Nick Shaxson ■ Financing development: NGO input for the UN meeting in 2015
Via Eurodad, a position paper on Financing for Development, co-signed by TJN and over 130 other civil society organisations. The paper is entitled UN Financing for Development negotiations: What outcomes should be agreed in Addis Ababa in 2015? and it seeks to provide input from civil society groups ahead of the Third UN Conference on Financing for Development (FfD) due in Addis Ababa in July 2015. We reproduce the Executive Summary here and the main point that is most relevant to TJN:
2015 will be a landmark year for the global fight against poverty and for equitable and sustainable development, with three crucial summits in just six months. A central issue for all three summits is concrete proposals for reforms to international financial and trade systems so that they support the achievement of global sustainable development goals. Such reforms should be based on the right to development for all countries and ensuring economic and social rights for all. There are sufficient funds available to achieve human rights for all, end poverty and to achieve global sustainable development goals: but political decisions to change structures and systems are needed to make this possible. On these issues, the Third UN Conference on Financing for Development (FfD) in Addis Ababa in July will play a critical role.
This paper summarises our recommendations for concrete changes that could be made in Addis, under the six headings of the Monterrey Consensus, with a seventh chapter on other important issues:
1: Mobilizing domestic financial resources.

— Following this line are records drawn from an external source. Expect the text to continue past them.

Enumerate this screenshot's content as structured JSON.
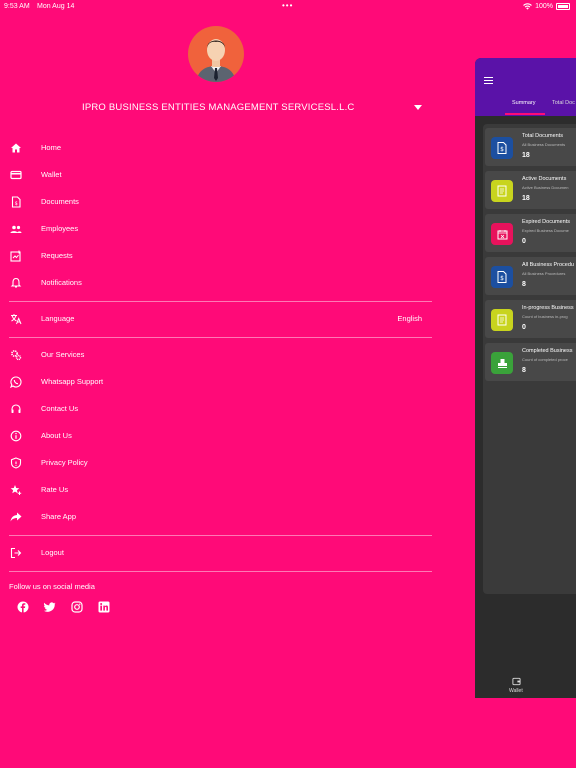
{
  "status_bar": {
    "time": "9:53 AM",
    "date": "Mon Aug 14",
    "battery": "100%"
  },
  "drawer": {
    "company_name": "IPRO BUSINESS ENTITIES MANAGEMENT SERVICESL.L.C",
    "menu": [
      {
        "label": "Home",
        "icon": "home-icon"
      },
      {
        "label": "Wallet",
        "icon": "wallet-icon"
      },
      {
        "label": "Documents",
        "icon": "document-icon"
      },
      {
        "label": "Employees",
        "icon": "people-icon"
      },
      {
        "label": "Requests",
        "icon": "request-icon"
      },
      {
        "label": "Notifications",
        "icon": "bell-icon"
      }
    ],
    "language": {
      "label": "Language",
      "value": "English"
    },
    "support": [
      {
        "label": "Our Services",
        "icon": "gears-icon"
      },
      {
        "label": "Whatsapp Support",
        "icon": "whatsapp-icon"
      },
      {
        "label": "Contact Us",
        "icon": "headset-icon"
      },
      {
        "label": "About Us",
        "icon": "info-icon"
      },
      {
        "label": "Privacy Policy",
        "icon": "shield-icon"
      },
      {
        "label": "Rate Us",
        "icon": "star-icon"
      },
      {
        "label": "Share App",
        "icon": "share-icon"
      }
    ],
    "logout": "Logout",
    "follow_text": "Follow us on social media"
  },
  "background_app": {
    "tabs": [
      "Summary",
      "Total Doc"
    ],
    "cards": [
      {
        "title": "Total Documents",
        "subtitle": "All Business Documents",
        "value": "18",
        "color": "#1c4fa0"
      },
      {
        "title": "Active Documents",
        "subtitle": "Active Business Documen",
        "value": "18",
        "color": "#c8d41e"
      },
      {
        "title": "Expired Documents",
        "subtitle": "Expired Business Docume",
        "value": "0",
        "color": "#e8125c"
      },
      {
        "title": "All Business Procedu",
        "subtitle": "All Business Procedures",
        "value": "8",
        "color": "#1c4fa0"
      },
      {
        "title": "In-progress Business",
        "subtitle": "Count of business in-prog",
        "value": "0",
        "color": "#c8d41e"
      },
      {
        "title": "Completed Business",
        "subtitle": "Count of completed proce",
        "value": "8",
        "color": "#3aa23a"
      }
    ],
    "bottom_label": "Wallet"
  },
  "colors": {
    "drawer_bg": "#ff0a78",
    "header_bg": "#5a12a8",
    "panel_bg": "#2c2c2c"
  }
}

Truly global cooperation is central to solving the problem of illicit financial flows and effectively combatting international tax avoidance and evasion. The lack of a common agenda for international cooperation in tax matters is costing all governments vast amounts of resources, which could have been allocated to sustainable development. Current global tax standards are being developed behind closed doors at the OECD while excluding 80% of the world’s countries from the decision-making processes. Our key recommendations are
Establish a new intergovernmental body on international cooperation in tax matters and provide the resources necessary to allow the body to operate effectively.
Ensure a comprehensive mandate for the new intergovernmental tax body, including base erosion and profit shifting, tax and investment treaties, tax incentives, taxation of extractive industries, beneficial ownership transparency, country by country reporting, and automatic exchange of information for tax purposes.
Read the rest of the position paper here.